- Robert W Airway Response during Exercise and Hyperpnoea in Non-Asthmatic and Asthmatic Individuals Sports Medicine 2006, Vol. 36 Issue 6, p513
- K. Specjalski PREVALENCE OF ASTHMA SYMPTOMS IN ATHLETES Biology of Sport 2009, Vol. 26 Issue 3, p275
- S, Basaran EFFECTS OF PHYSICAL EXERCISE ON QUALITY OF LIFE, EXERCISE CAPACITY AND PULMONARY FUNCTION IN CHILDREN WITH ASTHMA Journal of Rehabilitation Medicine (Taylor & Francis Ltd) Mar2006, Vol. 38 Issue 2, p130

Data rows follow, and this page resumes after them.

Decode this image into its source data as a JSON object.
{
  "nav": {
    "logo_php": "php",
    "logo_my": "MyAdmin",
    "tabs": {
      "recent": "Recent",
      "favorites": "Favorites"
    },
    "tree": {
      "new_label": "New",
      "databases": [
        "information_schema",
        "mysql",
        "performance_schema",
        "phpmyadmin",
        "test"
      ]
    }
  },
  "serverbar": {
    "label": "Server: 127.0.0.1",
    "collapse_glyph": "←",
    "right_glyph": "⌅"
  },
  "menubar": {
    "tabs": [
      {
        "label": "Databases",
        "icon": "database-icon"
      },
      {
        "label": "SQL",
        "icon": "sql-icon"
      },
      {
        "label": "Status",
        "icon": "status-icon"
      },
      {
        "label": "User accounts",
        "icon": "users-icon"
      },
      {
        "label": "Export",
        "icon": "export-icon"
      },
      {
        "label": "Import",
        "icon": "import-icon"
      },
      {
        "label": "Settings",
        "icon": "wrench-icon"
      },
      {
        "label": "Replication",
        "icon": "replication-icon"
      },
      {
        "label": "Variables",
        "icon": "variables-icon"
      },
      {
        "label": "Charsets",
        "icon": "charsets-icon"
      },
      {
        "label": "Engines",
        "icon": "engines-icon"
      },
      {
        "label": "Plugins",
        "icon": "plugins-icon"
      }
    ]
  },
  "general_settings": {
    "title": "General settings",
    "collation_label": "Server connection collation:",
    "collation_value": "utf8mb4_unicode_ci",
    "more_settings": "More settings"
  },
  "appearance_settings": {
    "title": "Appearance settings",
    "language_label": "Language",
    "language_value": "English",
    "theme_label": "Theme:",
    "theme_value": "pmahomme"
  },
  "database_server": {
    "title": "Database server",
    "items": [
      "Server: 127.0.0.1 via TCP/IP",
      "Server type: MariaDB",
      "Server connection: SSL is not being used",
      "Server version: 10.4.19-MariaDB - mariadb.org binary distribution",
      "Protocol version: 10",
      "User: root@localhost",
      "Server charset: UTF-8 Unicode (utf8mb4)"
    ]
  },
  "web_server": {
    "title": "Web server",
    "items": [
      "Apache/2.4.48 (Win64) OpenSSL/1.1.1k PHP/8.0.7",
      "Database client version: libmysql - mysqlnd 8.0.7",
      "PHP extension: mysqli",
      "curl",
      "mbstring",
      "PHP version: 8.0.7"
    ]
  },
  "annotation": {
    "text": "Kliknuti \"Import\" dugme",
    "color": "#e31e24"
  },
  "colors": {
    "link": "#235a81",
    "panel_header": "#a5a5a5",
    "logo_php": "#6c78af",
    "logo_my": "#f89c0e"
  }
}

- Asthma and exercise Last updated 04/10/2013 http://www.betterhealth.vic.gov.au/bhcv2/bhcarticles.nsf/pages/Asthma_and_exercise